The records sit below. Return every line in them that holds the word "left".

[Information given]

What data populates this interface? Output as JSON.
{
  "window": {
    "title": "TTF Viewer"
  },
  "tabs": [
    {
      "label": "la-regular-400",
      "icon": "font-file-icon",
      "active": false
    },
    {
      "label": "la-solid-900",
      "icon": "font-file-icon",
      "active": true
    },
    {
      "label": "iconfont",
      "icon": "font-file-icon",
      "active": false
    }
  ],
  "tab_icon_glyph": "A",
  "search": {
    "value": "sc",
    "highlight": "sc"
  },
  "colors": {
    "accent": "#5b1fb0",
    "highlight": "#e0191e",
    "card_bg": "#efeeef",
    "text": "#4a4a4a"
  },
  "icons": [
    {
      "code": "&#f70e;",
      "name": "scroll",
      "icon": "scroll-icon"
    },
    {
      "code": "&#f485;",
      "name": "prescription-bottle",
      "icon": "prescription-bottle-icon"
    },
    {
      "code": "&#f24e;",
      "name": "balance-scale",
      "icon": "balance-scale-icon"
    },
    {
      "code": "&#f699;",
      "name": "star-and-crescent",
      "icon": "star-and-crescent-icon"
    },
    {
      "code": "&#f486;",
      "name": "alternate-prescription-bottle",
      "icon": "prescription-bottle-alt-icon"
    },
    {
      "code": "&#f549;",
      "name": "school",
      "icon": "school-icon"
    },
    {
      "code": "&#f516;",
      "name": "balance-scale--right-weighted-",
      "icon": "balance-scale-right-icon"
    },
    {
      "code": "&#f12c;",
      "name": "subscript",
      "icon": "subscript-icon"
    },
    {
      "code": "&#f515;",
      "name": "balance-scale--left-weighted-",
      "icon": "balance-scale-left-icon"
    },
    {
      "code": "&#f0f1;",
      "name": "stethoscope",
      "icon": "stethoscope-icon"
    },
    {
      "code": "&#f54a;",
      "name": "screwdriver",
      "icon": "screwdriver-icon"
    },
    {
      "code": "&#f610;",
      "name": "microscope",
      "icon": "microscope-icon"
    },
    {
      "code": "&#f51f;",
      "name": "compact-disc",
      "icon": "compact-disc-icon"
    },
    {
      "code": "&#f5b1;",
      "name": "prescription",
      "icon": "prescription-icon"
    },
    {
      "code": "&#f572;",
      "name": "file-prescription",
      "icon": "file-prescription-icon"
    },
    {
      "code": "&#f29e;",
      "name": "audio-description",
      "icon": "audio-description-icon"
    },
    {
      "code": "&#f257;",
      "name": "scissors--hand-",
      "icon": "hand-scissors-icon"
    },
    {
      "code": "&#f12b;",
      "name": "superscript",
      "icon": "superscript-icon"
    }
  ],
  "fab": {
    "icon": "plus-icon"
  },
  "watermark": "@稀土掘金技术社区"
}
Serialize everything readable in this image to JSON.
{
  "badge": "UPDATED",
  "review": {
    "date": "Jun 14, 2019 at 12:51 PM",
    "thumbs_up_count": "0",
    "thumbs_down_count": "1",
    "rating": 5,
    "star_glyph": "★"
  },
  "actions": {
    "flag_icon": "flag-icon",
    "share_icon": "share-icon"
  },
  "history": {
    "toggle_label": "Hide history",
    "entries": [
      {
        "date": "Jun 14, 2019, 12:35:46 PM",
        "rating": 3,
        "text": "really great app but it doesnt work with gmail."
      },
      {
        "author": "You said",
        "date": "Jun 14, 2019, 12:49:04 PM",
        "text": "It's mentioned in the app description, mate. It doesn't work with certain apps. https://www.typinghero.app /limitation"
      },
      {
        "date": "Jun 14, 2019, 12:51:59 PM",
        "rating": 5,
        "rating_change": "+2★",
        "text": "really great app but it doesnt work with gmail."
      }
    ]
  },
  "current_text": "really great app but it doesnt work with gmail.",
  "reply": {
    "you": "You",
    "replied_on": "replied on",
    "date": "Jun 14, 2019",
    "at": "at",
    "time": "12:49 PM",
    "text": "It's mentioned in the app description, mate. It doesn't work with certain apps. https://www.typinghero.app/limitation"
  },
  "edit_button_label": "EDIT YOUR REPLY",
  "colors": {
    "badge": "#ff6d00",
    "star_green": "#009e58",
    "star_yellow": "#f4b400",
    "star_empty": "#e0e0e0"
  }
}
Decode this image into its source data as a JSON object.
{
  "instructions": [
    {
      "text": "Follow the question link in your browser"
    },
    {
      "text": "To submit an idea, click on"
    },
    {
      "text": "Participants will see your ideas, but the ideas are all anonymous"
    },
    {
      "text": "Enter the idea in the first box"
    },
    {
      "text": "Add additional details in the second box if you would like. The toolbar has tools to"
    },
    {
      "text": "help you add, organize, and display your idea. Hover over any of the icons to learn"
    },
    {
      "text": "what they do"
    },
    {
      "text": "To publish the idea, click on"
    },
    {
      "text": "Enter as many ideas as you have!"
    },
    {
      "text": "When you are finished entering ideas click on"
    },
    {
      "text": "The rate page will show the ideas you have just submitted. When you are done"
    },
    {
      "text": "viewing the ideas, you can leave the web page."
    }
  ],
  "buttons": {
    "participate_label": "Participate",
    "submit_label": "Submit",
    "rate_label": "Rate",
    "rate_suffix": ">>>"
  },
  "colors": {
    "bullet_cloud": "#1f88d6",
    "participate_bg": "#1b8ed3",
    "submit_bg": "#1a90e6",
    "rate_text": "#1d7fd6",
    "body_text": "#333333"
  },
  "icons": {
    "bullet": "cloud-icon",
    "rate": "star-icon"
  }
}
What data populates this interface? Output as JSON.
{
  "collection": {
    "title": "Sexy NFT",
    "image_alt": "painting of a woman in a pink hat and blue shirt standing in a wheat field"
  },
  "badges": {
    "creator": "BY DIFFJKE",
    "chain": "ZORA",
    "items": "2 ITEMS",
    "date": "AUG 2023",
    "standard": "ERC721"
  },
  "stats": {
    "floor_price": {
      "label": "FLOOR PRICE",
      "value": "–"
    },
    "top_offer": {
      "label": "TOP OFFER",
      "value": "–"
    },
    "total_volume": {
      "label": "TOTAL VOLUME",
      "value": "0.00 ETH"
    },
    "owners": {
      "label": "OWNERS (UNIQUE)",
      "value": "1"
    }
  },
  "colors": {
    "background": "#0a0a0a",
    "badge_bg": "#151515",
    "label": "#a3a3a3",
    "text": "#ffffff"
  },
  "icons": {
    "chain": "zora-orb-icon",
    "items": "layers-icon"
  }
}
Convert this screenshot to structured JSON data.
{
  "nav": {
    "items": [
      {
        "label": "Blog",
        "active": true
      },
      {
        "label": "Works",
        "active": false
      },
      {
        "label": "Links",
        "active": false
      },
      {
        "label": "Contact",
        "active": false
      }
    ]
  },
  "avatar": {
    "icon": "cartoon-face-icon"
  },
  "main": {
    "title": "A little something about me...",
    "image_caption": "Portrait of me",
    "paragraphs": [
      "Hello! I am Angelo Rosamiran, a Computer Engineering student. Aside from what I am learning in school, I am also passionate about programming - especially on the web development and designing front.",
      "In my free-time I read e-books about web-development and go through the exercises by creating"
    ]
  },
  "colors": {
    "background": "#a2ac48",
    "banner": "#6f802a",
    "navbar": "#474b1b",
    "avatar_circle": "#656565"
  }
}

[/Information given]

Result below.
      "name": "balance-scale--left-weighted-",
      "icon": "balance-scale-left-icon"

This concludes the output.